Jay-Z is suing the company that bought Rocawear from him, alleging that by failing to offer up a sufficient number of African-American arbitrators, the alternative handling of the parties’ ongoing dispute is running afoul of New York State law. The 2007 deal, which saw Iconix pay $204 million for the exclusive rights in the Rocawear name, ultimately went south with Iconix filing a trademark infringement suit against Jay Z and his Roc Nation label in New York federal court.
Meanwhile, Jay Z and Iconix have been engaged in arbitration since October in connection with an earlier settlement that required that any issues be handled by way of the alternative dispute resolution practice that is arbitration.
Now, Jay Z, in an effort to put a stop to the parties’ arbitration, is citing racial bias. According to Jay Z’s petition, which was filed with New York State Supreme Court on Wednesday, his legal team was only able to find three “token” black arbitrators – out of the hundreds that the American Arbitration Association (“AAA”) uses – who are qualified to oversee this particular case. Of those three, one had already been involved in related litigation between Iconix and Jay Z.
In connection with such alleged “discrimination,” Jay Z’s counsel asserts in court documents this week, “It would stand to reason that prospective litigants – which undoubtedly include minority owned and operated businesses – expect there to be the possibility that the person who stands in the shoes of both judge and jury reflects the diverse population.”
The music mogul – who was born Shawn Carter – further asserts that “this blatant failure of the AAA to ensure a diverse slate of arbitrators is particularly shocking given the prevalence of mandatory arbitration provisions in commercial contracts across nearly all industries.” As such, Jay Z argues that the clause in his earlier settlement with Iconix that mandates that the parties will resolve any further issues in arbitration is invalid, as such a lack of racial diversity among arbitrators runs afoul of New York’s state constitution and a New York City human rights law.
Still underway, a Securities and Exchange Commission (“SEC”) investigation into “potential violations of the federal securities laws related to the sale of Rocawear to Iconix and the subsequent financial reporting of New York-based Iconix.
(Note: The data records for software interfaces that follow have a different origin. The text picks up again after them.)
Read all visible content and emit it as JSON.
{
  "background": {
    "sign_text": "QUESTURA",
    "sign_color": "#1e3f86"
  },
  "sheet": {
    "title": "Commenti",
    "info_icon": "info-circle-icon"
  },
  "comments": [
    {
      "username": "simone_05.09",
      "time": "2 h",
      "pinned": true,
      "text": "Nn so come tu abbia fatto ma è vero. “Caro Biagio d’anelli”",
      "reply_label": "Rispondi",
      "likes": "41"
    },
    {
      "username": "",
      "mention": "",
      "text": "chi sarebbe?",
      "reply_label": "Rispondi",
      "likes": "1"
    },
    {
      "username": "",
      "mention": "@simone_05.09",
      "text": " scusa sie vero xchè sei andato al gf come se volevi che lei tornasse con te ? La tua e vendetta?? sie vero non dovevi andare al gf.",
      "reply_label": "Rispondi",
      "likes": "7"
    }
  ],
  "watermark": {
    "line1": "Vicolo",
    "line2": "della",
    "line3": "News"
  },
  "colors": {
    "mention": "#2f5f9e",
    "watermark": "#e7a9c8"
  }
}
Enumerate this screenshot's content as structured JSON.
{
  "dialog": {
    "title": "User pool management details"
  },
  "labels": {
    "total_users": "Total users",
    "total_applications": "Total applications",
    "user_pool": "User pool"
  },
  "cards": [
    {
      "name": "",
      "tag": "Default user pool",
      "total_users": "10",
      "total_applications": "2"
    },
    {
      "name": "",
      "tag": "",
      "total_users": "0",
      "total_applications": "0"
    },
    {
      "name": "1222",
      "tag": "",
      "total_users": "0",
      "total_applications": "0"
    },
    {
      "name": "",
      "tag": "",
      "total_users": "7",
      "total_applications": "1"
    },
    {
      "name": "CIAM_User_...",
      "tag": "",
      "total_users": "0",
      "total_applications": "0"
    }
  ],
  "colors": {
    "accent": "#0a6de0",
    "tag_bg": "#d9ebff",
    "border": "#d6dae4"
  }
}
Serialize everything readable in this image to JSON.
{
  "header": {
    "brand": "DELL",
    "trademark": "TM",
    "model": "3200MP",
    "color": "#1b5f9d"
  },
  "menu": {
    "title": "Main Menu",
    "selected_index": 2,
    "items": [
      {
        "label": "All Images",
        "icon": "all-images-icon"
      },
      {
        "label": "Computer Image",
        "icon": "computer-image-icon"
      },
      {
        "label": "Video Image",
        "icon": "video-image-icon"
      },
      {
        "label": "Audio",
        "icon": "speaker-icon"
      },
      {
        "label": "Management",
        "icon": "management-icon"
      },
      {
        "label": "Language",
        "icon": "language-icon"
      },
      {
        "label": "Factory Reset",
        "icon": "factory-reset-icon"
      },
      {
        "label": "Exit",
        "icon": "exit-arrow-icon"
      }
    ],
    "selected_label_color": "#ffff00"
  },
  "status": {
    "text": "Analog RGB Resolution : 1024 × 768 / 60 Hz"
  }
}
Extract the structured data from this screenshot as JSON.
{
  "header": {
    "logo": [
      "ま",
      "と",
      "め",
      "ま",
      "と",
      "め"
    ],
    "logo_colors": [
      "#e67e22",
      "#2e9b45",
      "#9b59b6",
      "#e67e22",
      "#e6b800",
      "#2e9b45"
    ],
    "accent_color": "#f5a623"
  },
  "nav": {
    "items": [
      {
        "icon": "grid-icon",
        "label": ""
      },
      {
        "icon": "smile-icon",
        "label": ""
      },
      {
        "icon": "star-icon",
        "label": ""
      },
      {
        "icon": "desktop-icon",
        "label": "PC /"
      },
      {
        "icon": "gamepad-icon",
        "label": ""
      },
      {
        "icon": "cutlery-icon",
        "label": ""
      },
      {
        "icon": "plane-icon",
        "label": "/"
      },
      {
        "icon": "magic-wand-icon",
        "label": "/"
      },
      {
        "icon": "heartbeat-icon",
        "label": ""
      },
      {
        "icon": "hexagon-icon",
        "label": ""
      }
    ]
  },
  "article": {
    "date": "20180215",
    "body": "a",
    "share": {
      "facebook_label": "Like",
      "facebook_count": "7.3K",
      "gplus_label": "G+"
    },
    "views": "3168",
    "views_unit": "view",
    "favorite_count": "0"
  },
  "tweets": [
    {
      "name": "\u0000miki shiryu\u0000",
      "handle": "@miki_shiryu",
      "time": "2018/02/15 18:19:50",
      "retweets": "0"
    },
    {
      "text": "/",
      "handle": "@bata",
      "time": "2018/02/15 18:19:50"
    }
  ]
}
The SEC initially issued a subpoena for Carter’s testimony on November 16, 2017, and then, in February 2018, issued a second subpoena for Carter’s testimony. “Carter failed to appear as required by the subpoenas and, through his counsel, Carter has declined to provide any additional dates on which he will agree to appear for investigative testimony,” the government entity stated in May.
A federal judge in New York has since ordered Jay-Z to testify. According to U.S. District Judge Paul Gardephe, Jay Z’s “testimony has been delayed for five months, and I do not intend to tolerate any further delay.”